How SOCN could serve the data and infrastructure needs of research

The proposed plan of selecting several hundred "nationally representative" geographic research sites can provide an adequate foundation for studying collaborative institutions. Most of the sites will have collaborative institutions in multiple policy arenas that could provide the focus of the study, and contextual data relevant to the theoretical issues would be part of the data to be gathered at each site.

For example, almost all locations will have at least one water supply authority and or utility. The SOCN could develop a water-policy data core to develop common protocols and collection methods for identifying these organizations and the means for measuring the critical attributes for study: scope of authority, structure (board vs executive leader), political oversight mechanism, budgets, professionalization of staff. Characteristics of the area's socio-political-economic environment and hydrogeological features that define the collective water supply problem provide the context within which the institution works, and multiple evaluations of the water supply policies and crises would permit the analysis over time of how institutional characteristics affect policy outcomes within different human and natural environments.

To make this data-gathering effort feasible in hundreds of geographic locations, past labor intensive methods of data collection need to be extended and replaced when feasible with web-scraping techniques, computer-assisted media analysis, and links to extensive public and private databases. For example, attributes of the institutions being studied can be gathered through computer-assisted web- scraping from their web sites, links in the networks of organizations can be traced through available web-crawlers that can identify all organizations in the water policy arena connected through hyperlinks, critical water issues can be identified along with protagonist and antagonist alliances through automated computer search of media resources, economic data for concentric neighborhood diameters is readily available from Census and other Federal and State government offices, and water supply information can be integrated from the massive CUAHSI Hydrological Information System.

How SOCN observatory structure can facilitate research

The projected data base can only be developed through a community (research network) effort combining researchers with skill sets compatible with the complex theoretical and data demands. The community could be developed as a "Governing the Commons" project located in one of the 5-10 regional centers. The project would organize virtual and actual workshops to develop a consensus on data priorities, build committees assigned to develop common protocols for the various data components, and coordinate with other regional projects in the development of the SOCN's core data commitments. When possible, the project would be responsible for data gathering, processing, storage, and data transmission/availability to researchers.
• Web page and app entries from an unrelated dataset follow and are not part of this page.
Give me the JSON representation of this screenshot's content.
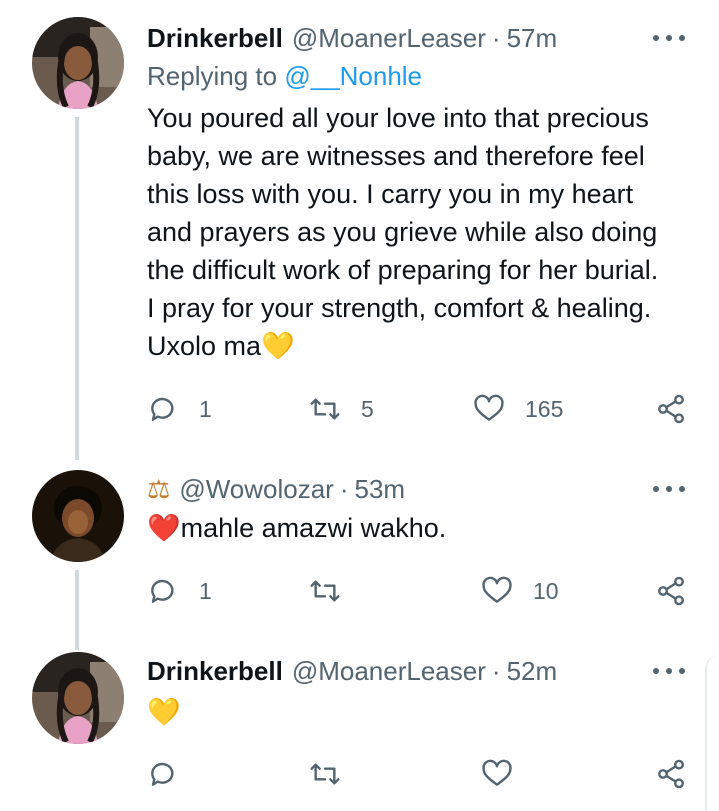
{
  "tweets": [
    {
      "display_name": "Drinkerbell",
      "handle": "@MoanerLeaser",
      "separator": "·",
      "time": "57m",
      "reply_prefix": "Replying to",
      "reply_mention": "@__Nonhle",
      "text": "You poured all your love into that precious\nbaby, we are witnesses and therefore feel\nthis loss with you. I carry you in my heart\nand prayers as you grieve while also doing\nthe difficult work of preparing for her burial.\nI pray for your strength, comfort & healing.\nUxolo ma💛",
      "replies": "1",
      "retweets": "5",
      "likes": "165"
    },
    {
      "display_name": "⚖",
      "handle": "@Wowolozar",
      "separator": "·",
      "time": "53m",
      "text": "❤️mahle amazwi wakho.",
      "replies": "1",
      "retweets": "",
      "likes": "10"
    },
    {
      "display_name": "Drinkerbell",
      "handle": "@MoanerLeaser",
      "separator": "·",
      "time": "52m",
      "text": "💛",
      "replies": "",
      "retweets": "",
      "likes": ""
    }
  ],
  "icons": {
    "reply": "reply-icon",
    "retweet": "retweet-icon",
    "like": "heart-icon",
    "share": "share-icon",
    "more": "more-icon"
  },
  "colors": {
    "text": "#0f1419",
    "secondary": "#536471",
    "link": "#1d9bf0",
    "thread_line": "#cfd9de"
  }
}
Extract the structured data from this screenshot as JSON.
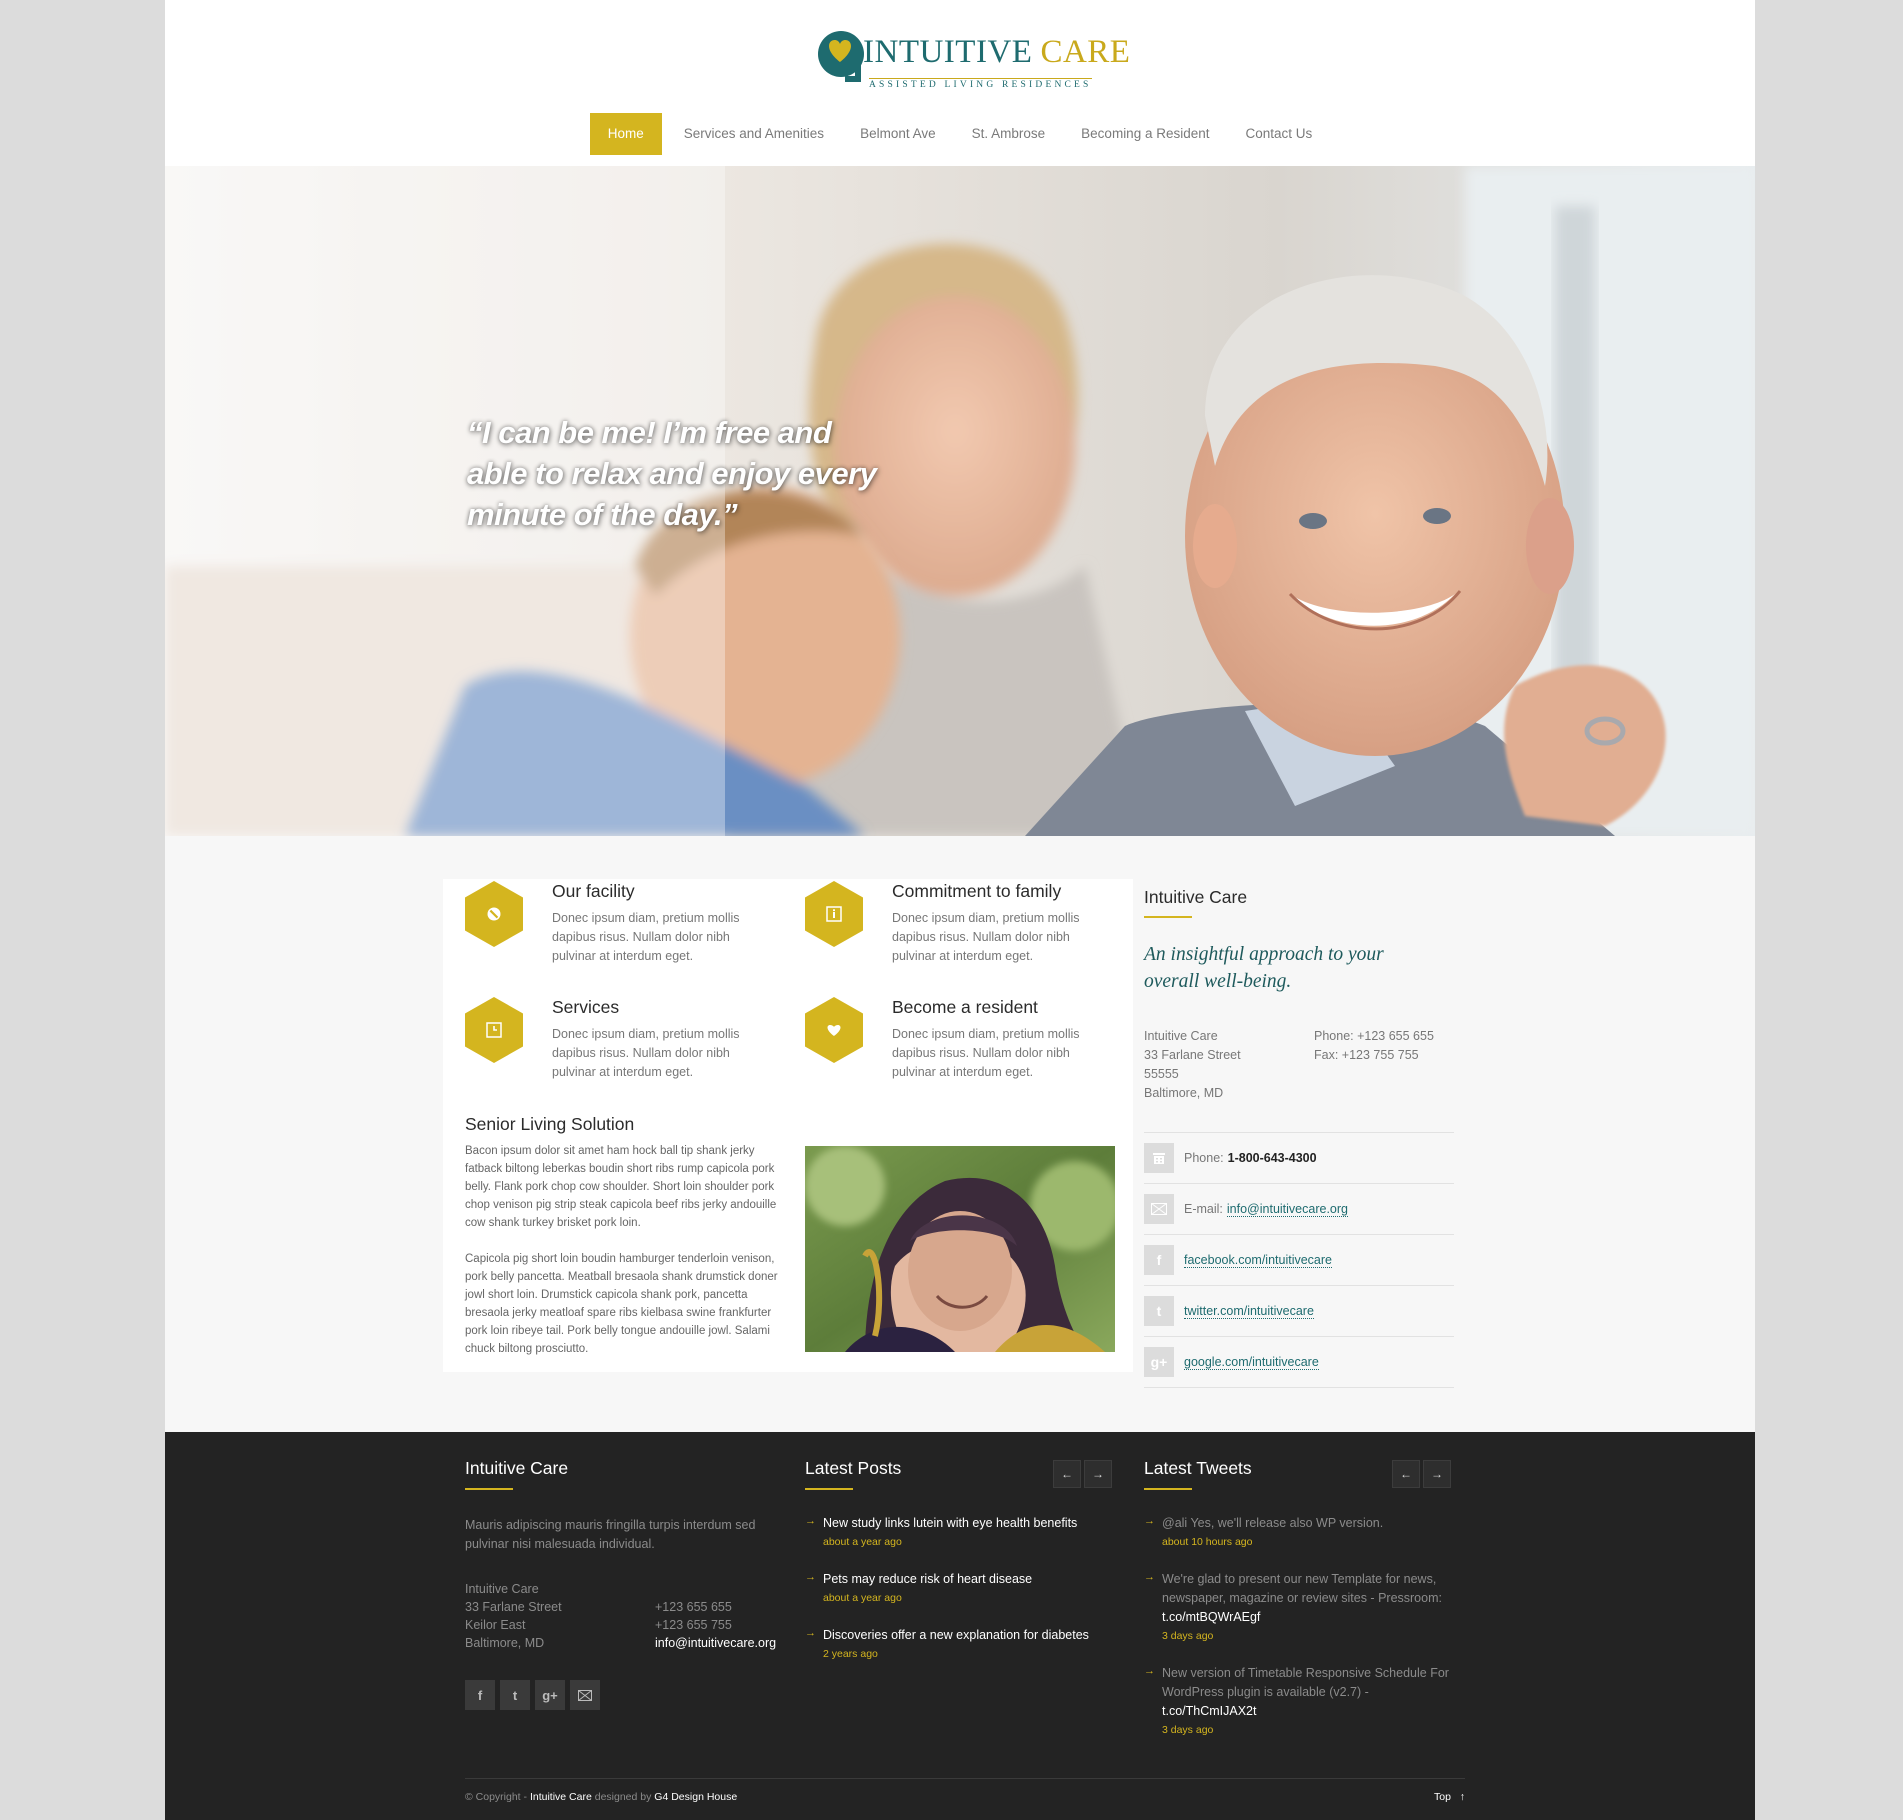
{
  "brand": {
    "name_part1": "INTUITIVE",
    "name_part2": "CARE",
    "tagline": "ASSISTED LIVING RESIDENCES"
  },
  "nav": [
    {
      "label": "Home",
      "active": true
    },
    {
      "label": "Services and Amenities"
    },
    {
      "label": "Belmont Ave"
    },
    {
      "label": "St. Ambrose"
    },
    {
      "label": "Becoming a Resident"
    },
    {
      "label": "Contact Us"
    }
  ],
  "hero": {
    "quote": "“I can be me! I’m free and able to relax and enjoy every minute of the day.”"
  },
  "features": [
    {
      "title": "Our facility",
      "text": "Donec ipsum diam, pretium mollis dapibus risus. Nullam dolor nibh pulvinar at interdum eget.",
      "icon": "ban-icon"
    },
    {
      "title": "Commitment to family",
      "text": "Donec ipsum diam, pretium mollis dapibus risus. Nullam dolor nibh pulvinar at interdum eget.",
      "icon": "info-icon"
    },
    {
      "title": "Services",
      "text": "Donec ipsum diam, pretium mollis dapibus risus. Nullam dolor nibh pulvinar at interdum eget.",
      "icon": "clock-icon"
    },
    {
      "title": "Become a resident",
      "text": "Donec ipsum diam, pretium mollis dapibus risus. Nullam dolor nibh pulvinar at interdum eget.",
      "icon": "heart-icon"
    }
  ],
  "senior": {
    "title": "Senior Living Solution",
    "para1": "Bacon ipsum dolor sit amet ham hock ball tip shank jerky fatback biltong leberkas boudin short ribs rump capicola pork belly. Flank pork chop cow shoulder. Short loin shoulder pork chop venison pig strip steak capicola beef ribs jerky andouille cow shank turkey brisket pork loin.",
    "para2": "Capicola pig short loin boudin hamburger tenderloin venison, pork belly pancetta. Meatball bresaola shank drumstick doner jowl short loin. Drumstick capicola shank pork, pancetta bresaola jerky meatloaf spare ribs kielbasa  swine frankfurter pork loin ribeye tail. Pork belly tongue andouille jowl. Salami chuck biltong prosciutto."
  },
  "sidebar": {
    "heading": "Intuitive Care",
    "tagline": "An insightful approach to your overall well-being.",
    "address": [
      "Intuitive Care",
      "33 Farlane Street",
      "55555",
      "Baltimore, MD"
    ],
    "phone_line": "Phone: +123 655 655",
    "fax_line": "Fax: +123 755 755",
    "contacts": {
      "phone_label": "Phone:",
      "phone_value": "1-800-643-4300",
      "email_label": "E-mail:",
      "email_value": "info@intuitivecare.org",
      "facebook": "facebook.com/intuitivecare",
      "twitter": "twitter.com/intuitivecare",
      "google": "google.com/intuitivecare"
    }
  },
  "footer": {
    "about": {
      "heading": "Intuitive Care",
      "text": "Mauris adipiscing mauris fringilla turpis interdum sed pulvinar nisi malesuada individual.",
      "address": [
        "Intuitive Care",
        "33 Farlane Street",
        "Keilor East",
        "Baltimore, MD"
      ],
      "phone": "+123 655 655",
      "fax": "+123 655 755",
      "email": "info@intuitivecare.org"
    },
    "posts": {
      "heading": "Latest Posts",
      "items": [
        {
          "title": "New study links lutein with eye health benefits",
          "time": "about a year ago"
        },
        {
          "title": "Pets may reduce risk of heart disease",
          "time": "about a year ago"
        },
        {
          "title": "Discoveries offer a new explanation for diabetes",
          "time": "2 years ago"
        }
      ]
    },
    "tweets": {
      "heading": "Latest Tweets",
      "items": [
        {
          "text": "@ali Yes, we'll release also WP version.",
          "link": "",
          "time": "about 10 hours ago"
        },
        {
          "text": "We're glad to present our new Template for news, newspaper, magazine or review sites - Pressroom:",
          "link": "t.co/mtBQWrAEgf",
          "time": "3 days ago"
        },
        {
          "text": "New version of Timetable Responsive Schedule For WordPress plugin is available (v2.7) -",
          "link": "t.co/ThCmIJAX2t",
          "time": "3 days ago"
        }
      ]
    },
    "copyright": {
      "prefix": "© Copyright -",
      "brand": "Intuitive Care",
      "designed_by": "designed by",
      "designer": "G4 Design House"
    },
    "top_label": "Top"
  },
  "colors": {
    "accent": "#d4b51f",
    "brand_teal": "#1e6b6f",
    "footer_bg": "#232323"
  }
}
However, community members in each regional center would be needed for data gathering when local access to officials and local information is critical for analysis. Members in regional centers can also play a role in activities to promote access for researchers and all interest parties to the data as well as to analyses based on the data.